I’m a hermit by nature. It isn’t that I dislike the company of others, or that I suffer from misanthropy; I harbor a deep love of humanity in its many forms. But I’ve always preferred my own company, perhaps due to a combination of neurodivergence and a penchant for solitary activities. However, the past year has been a test for even my introversion. Even with my wife’s company—a pleasure that I do not ever see myself growing tired of—I’ve missed not only my family, friends and Jewish community, but the passive presence of strangers.

At the start of the pandemic, we marveled at how empty the streets became, how cities all over the world grew still and silent. Some claimed that this was how things should be, that humanity was the real virus, but I’ve found this to be a myopic point of view. People are inhabitants of this planet, just like everything else, and—like with any species—removing us from the ecosystem is hardly the solution.

People thrive on community. I’ve never understood the concept of living and dying alone, since no one is truly alone. Even the last person on earth would build their house from trees planted by others before them, grow food cultivated and bred for optimal nutrition over hundreds of years and operate on a basis of knowledge attained from the collective human experience.

Despite common misconceptions to the contrary, early humans cared deeply for their elderly and ill, and survival of the fittest would only last until the fittest fell upon inevitable misfortune. I think most people’s first instinct upon seeing someone who needs help is to help in the ways they can. We saw these instincts throughout the months of the pandemic: communities reaching out to those in need, providing food and support. In his play “No Exit,” Jean-Paul Sartre included the line, “Hell is other people,” a commonly misrepresented phrase less about others and more about the self, but the alternative is even worse. No human being can survive in pure isolation, and no human being should try.

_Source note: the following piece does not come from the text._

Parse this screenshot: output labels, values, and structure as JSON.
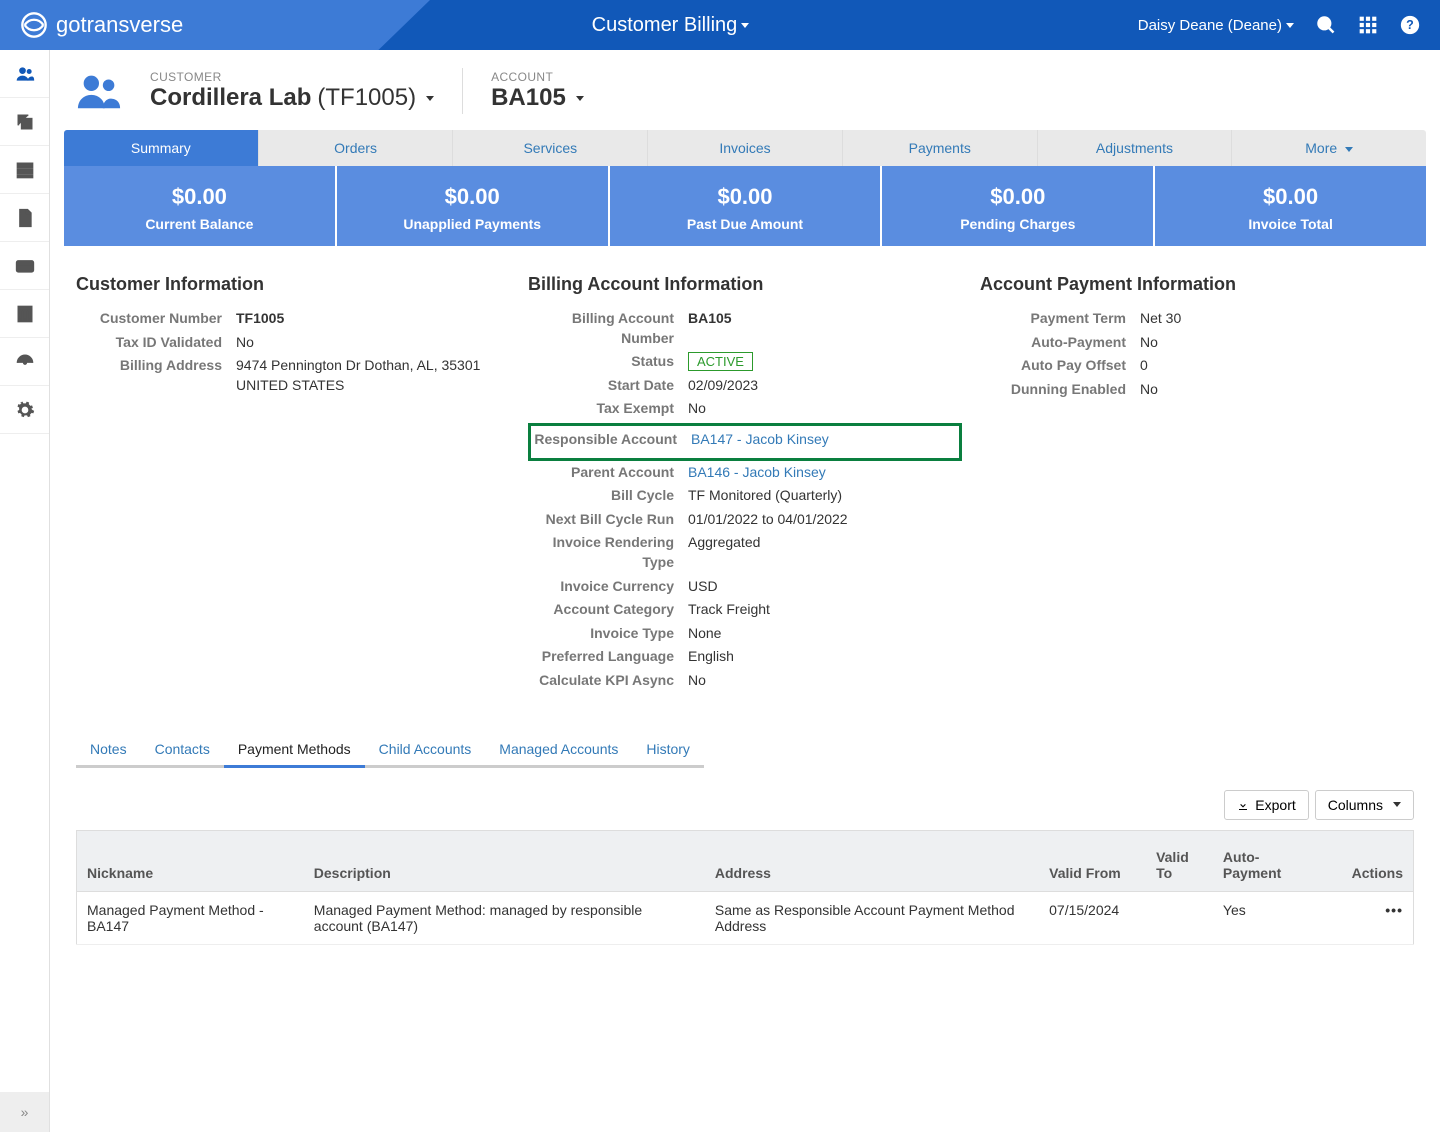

As vaccination rates ramp up, I’m beginning to see my friends again, and the joy is indescribable. So, too, is the joy of seeing babies on the train, hearing music on the street, entering a dark movie theater to laugh and cry with strangers. Even just seeing folks out and about in their masks, knowing they are not only protecting themselves but protecting me, even if they don’t know me, fills me with an incredible affection. It would be very easy to descend into misanthropy, a hatred of the world and others, but what an awful way to live! I’m not discounting that terrible things happen and that some people are more concerned with themselves than with others, but many current events show us they are not in the majority.

Though I’ve felt isolated from the Jewish community over the last year, I can’t deny the anticipation and euphoria I feel at the thought of diving back in. Returning to the tribe after a long absence feels like coming home, and even though I’ve been away, I know the community will be there, as kind and beautiful as I know it can be.